On Demand Gear – Cape Cod Lobstermen Would Rather Wait Than Switch

21-year-old North Atlantic right whale known as Porcia was observed in Cape Cod Bay on March 18. The whale was seen swimming with her 2023 calf by her side. That means Cape Cod lobstermen are on land, waiting out the whales. Elsewhere in Massachusetts waters, however, the NOAA is running an experiment that gives lobster fishermen exempted fishing permits to work in areas that are otherwise restricted. What they are testing is something called on-demand fishing gear. “I think it’s a Star Wars idea that will not work,” said Dana Pazolt, a Truro-based lobsterman who sets his traps on the bay side in the fall and on the ocean side in the spring and summer. Pazolt’s 800 lobster traps have 50 miles of rope. >click to read< 11:10

‘We’re not going to stop fighting’: Families of F/V Chief William Saulis crew to keep pushing for safety in fishing industry

Michelle Nickerson-Forbes had worried that the longer it took for the Transportation Safety Board to come out with its report about the December 2020 fatal sinking of the Chief William Saulis scallop vessel, that people would forget about the six-member crew whose lives were lost. Initially, the Transportation Safety Board (TSB) had said the investigation and report would take up to 450 days. Instead, it took over two years. Lori Cogswell Phillips, a resident of Cambridge in the Annapolis Valley, is also never going to give up. She’s been fighting for answers on behalf of her son Aaron Cogswell and the rest of the Chief William Saulis crew for the past two-plus years. She says the TSB report – which took too long to come out – still leaves more questions unanswered than answered. Photos, >click to read< 09:51

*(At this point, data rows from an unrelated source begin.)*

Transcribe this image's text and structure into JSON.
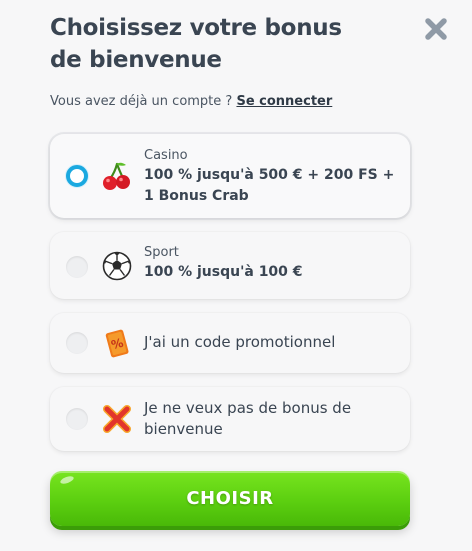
{
  "header": {
    "title": "Choisissez votre bonus de bienvenue"
  },
  "login": {
    "prompt": "Vous avez déjà un compte ?",
    "link_label": "Se connecter"
  },
  "options": [
    {
      "category": "Casino",
      "title": "100 % jusqu'à 500 € + 200 FS + 1 Bonus Crab",
      "icon": "cherry-icon",
      "selected": true
    },
    {
      "category": "Sport",
      "title": "100 % jusqu'à 100 €",
      "icon": "soccer-ball-icon",
      "selected": false
    },
    {
      "title": "J'ai un code promotionnel",
      "icon": "promo-ticket-icon",
      "selected": false
    },
    {
      "title": "Je ne veux pas de bonus de bienvenue",
      "icon": "red-cross-icon",
      "selected": false
    }
  ],
  "cta": {
    "label": "CHOISIR"
  },
  "colors": {
    "accent_green": "#5ccf10",
    "radio_selected": "#1ba9e0",
    "text_dark": "#3a4552",
    "close_icon": "#8f9aa6"
  }
}
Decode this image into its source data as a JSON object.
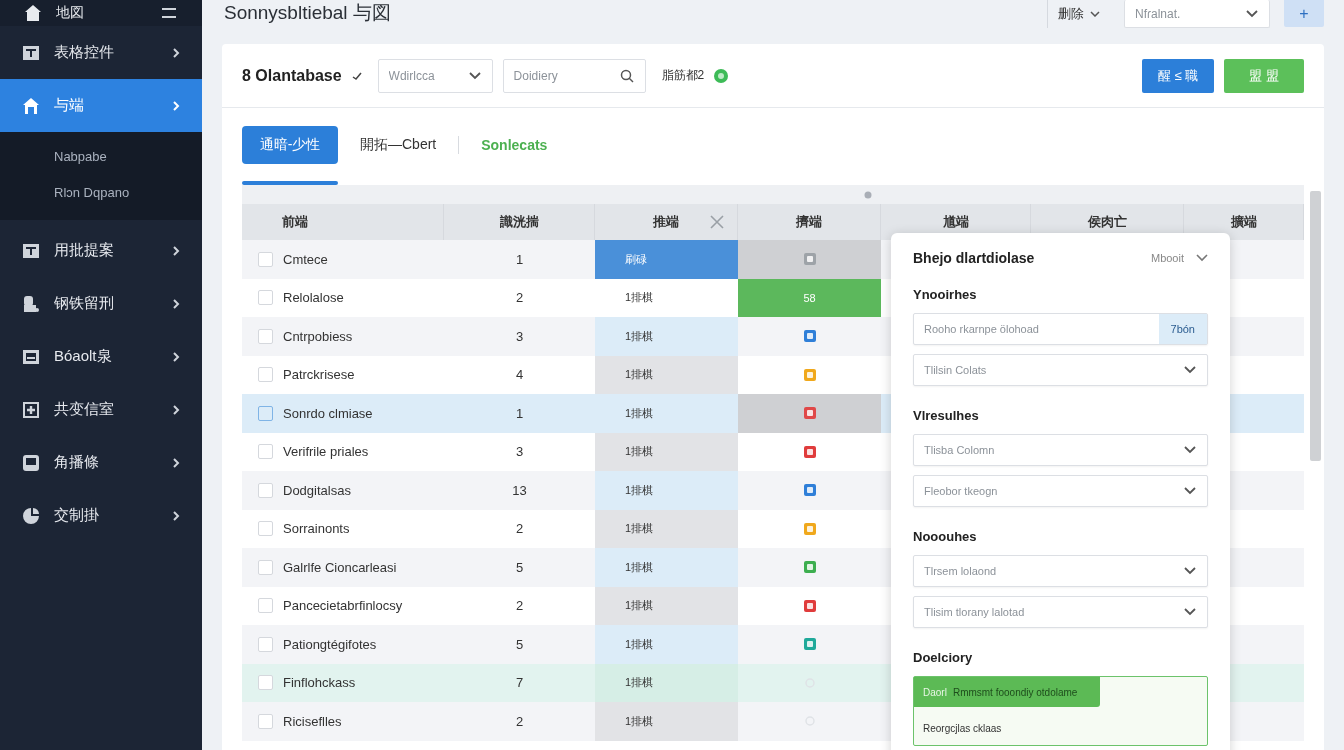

Faulkingham Pitches $1,000,000 State Contribution to Lobster Legal Defense Fund

A public hearing will be held Thursday to discuss a bill aimed at providing financial support to the Maine Lobstermen’s Association (MLA), a group that represents Maine’s lobster industry. The bill, proposed by House Minority Leader Billy Bob Faulkingham (R-Winter Harbor), would provide the MLA with a one-time contribution of $1,000,000 to offset large expenses the organization has incurred in recent years as it fights against burdensome federal regulations. Faulkingham expressed his concern for the Maine lobster industry, which he says is “under attack” and facing potentially devastating regulations and lawsuits. >click to read< 08:57

Locals Upset Over Dredging Issues at the Inlet in West Ocean City

On Wednesday morning, a 75-foot commercial vessel ran aground on its approach to the commercial dock in West Ocean City. The captain and crew say if the channel was dredged properly, this would not have happened.  They also voiced their frustrations with the Army Corp of Engineers, and there is agreement locally that a more permanent solution is needed.  “Maryland keeps wanting to put a band-aid on this, how many band-aids are you going to put on it before you fix the problem?” questioned Mike Coppa. Coppa is the owner of the Fishing Vessel Instigator, the boat stuck in the channel. Video, photos, >click to read< 07:55